    m = *--p;
    unsigned short umax = m > max ? m : max;
    *p =umax - max;
  }
}

(1.16)
%cmp = icmp ugt i16 %x, %y
%sub2 = sub i16 %y, %x
%res = select i1 %cmp, i16 0, i16 %sub2

or

(2.16)
%cmp = icmp ugt i16 %x, %y
%sel = select i1 %cmp, i16 %x, i16 %y
%sub = sub i16 %sel, %x

Which of these versions is canonical? I think first version is better, because it can be converted to unsigned saturation instruction(i.e. PSUBUS), using existing backend code.

Thanks for posting this question, Julia.

I had a similar question about a signed min/max variant here:
http://lists.llvm.org/pipermail/llvm-dev/2016-November/106868.html

The 2nd version in each case contains a canonical max/min representation in IR, and this could enable more IR analysis.
A secondary advantage is that the backend recognizes the max/min in the second IR form when creating DAG nodes,
and this directly affects isel for many targets.

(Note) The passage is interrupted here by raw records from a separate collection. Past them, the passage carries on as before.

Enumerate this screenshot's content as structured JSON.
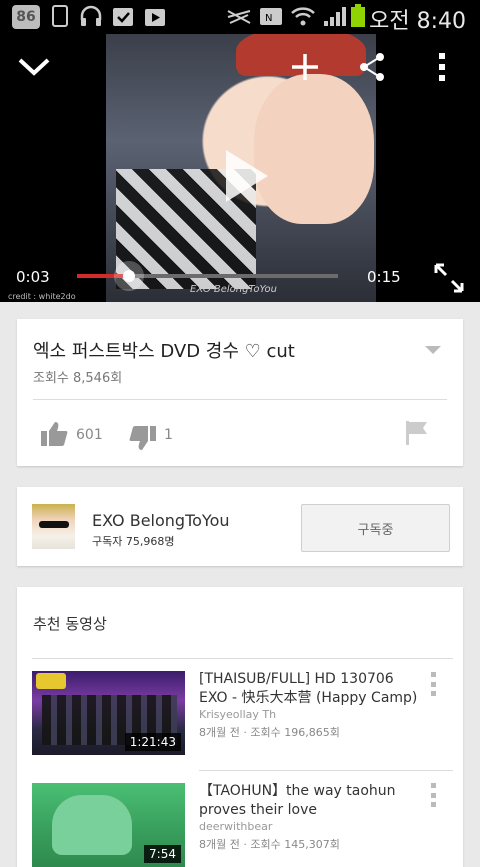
{
  "status_bar": {
    "badge": "86",
    "time": "오전 8:40"
  },
  "player": {
    "current_time": "0:03",
    "duration": "0:15",
    "progress": 0.2,
    "watermark": "EXO BelongToYou",
    "credit": "credit : white2do"
  },
  "video_info": {
    "title": "엑소 퍼스트박스 DVD 경수 ♡ cut",
    "views": "조회수 8,546회",
    "likes": "601",
    "dislikes": "1"
  },
  "channel": {
    "name": "EXO BelongToYou",
    "subscribers": "구독자 75,968명",
    "subscribe_label": "구독중"
  },
  "recommended": {
    "heading": "추천 동영상",
    "items": [
      {
        "title": "[THAISUB/FULL] HD 130706 EXO - 快乐大本营 (Happy Camp)",
        "channel": "Krisyeollay Th",
        "meta": "8개월 전 · 조회수 196,865회",
        "duration": "1:21:43"
      },
      {
        "title": "【TAOHUN】the way taohun proves their love",
        "channel": "deerwithbear",
        "meta": "8개월 전 · 조회수 145,307회",
        "duration": "7:54"
      }
    ]
  },
  "colors": {
    "accent_red": "#d32a2a",
    "progress_track": "#6b6b6b"
  }
}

A possibly important difference between the earlier example and the current unsigned case:
is a select with a zero constant operand easier to reason about in IR than the canonical min/max?

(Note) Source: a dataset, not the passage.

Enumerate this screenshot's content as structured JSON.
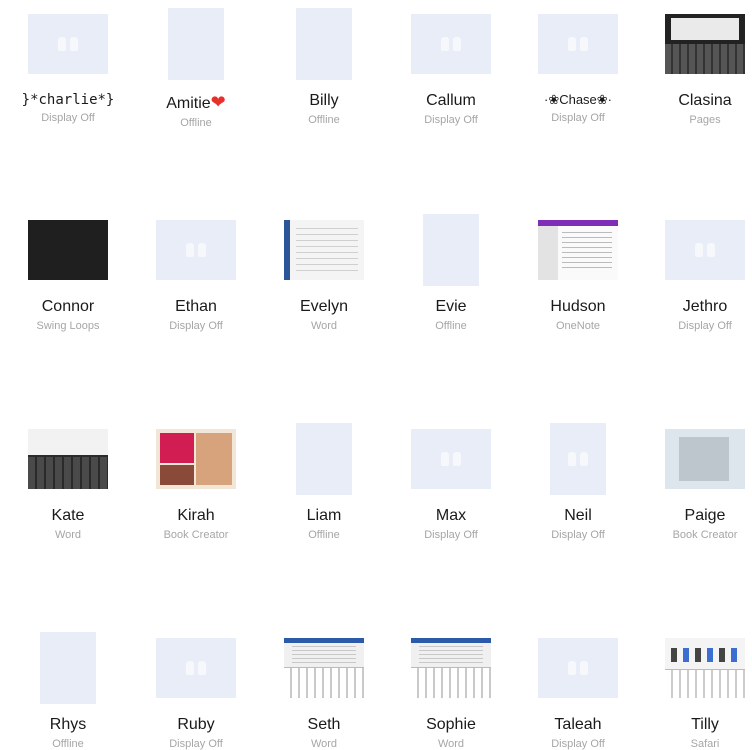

This seems important. And pattern-matching max(x,y)-y to a saturating subtract seems easy in the backend. It might be in some cases… maybe? I mean, it might be easier to analyze in ComputeMaskedBits or something, but we don’t really do much to optimize selects involving zero. -Eli

Thanks for posting this question, Julia.

I had a similar question about a signed min/max variant here:
http://lists.llvm.org/pipermail/llvm-dev/2016-November/106868.html

The 2nd version in each case contains a canonical max/min representation
in IR, and this could enable more IR analysis.
A secondary advantage is that the backend recognizes the max/min in the
second IR form when creating DAG nodes,
and this directly affects isel for many targets.

This seems important. And pattern-matching max(x,y)-y to a saturating
subtract seems easy in the backend.

A possibly important difference between the earlier example and the
current unsigned case:
is a select with a zero constant operand easier to reason about in IR than
the canonical min/max?

It might be in some cases... maybe? I mean, it might be easier to analyze
in ComputeMaskedBits or something, but we don't really do much to optimize
selects involving zero.

Because of my CPU upbringing, I always see this:
select A, B, 0

as:
and (sext A), B

Any chance of control-flow is bad!
...but now I know that's wrong for IR. :slight_smile:

So forming the min/max sounds like the right answer to me.

Note that we don't actually canonicalize the signed min/max cases from the
earlier thread yet. We detect those in value tracking, and that was good
enough to produce the ideal backend results, but I haven't gotten back to
doing the transform in IR.

So, can we declare the second version as a cannonical?
Second version also has another advantage. If operands of select are different types, it still works as max. In the first case it is separated by trunk and not converts to max instruction in the end. Here is an example for 32 and 16 bit:

(1)
void foo(unsigned short *p, int max, int n) {
  int i;
unsigned m;
for (i = 0; i < n; i++) {
    m = *--p;
    *p = (unsigned short)(m >= max ? m-max : 0);
  }
}

(2)
void goo(unsigned short *p, int max, int n) {
  int i;
  unsigned m;
  for (i = 0; i < n; i++) {
    m = *--p;
    unsigned umax = m > max ? m : max;
    *p = (unsigned short)(umax - max);
  }
}

(1)
%cmp = icmp ugt i32 %x, %y
%sub2 = sub i32 %y, %x
%tr = trunc i32 %sub2 to i16
%res = select i1 %cmp, i16 0, i16 %tr

or

(2)
%cmp = icmp ugt i32 %x, %y
%sel = select i1 %cmp, i32 %x, i32 %y
%sub = sub i32 %sel, %x
%res = trunc i32 %sub to i16

-Julia

There’s no formal process to decide a canonicalization (and it could always be changed), but given that we have:
(a) not heard any objections to the min/max forms

(b) see advantages to the min/max forms

I think it’s worth adding codegen tests for the preferred IR patterns. At the least, we want to make sure that there are no regressions for those forms vs. the forms that do not contain min/max. For x86, we already know that we want to see ‘psubus’ on some of these, so getting that implemented is also a safe step IMO.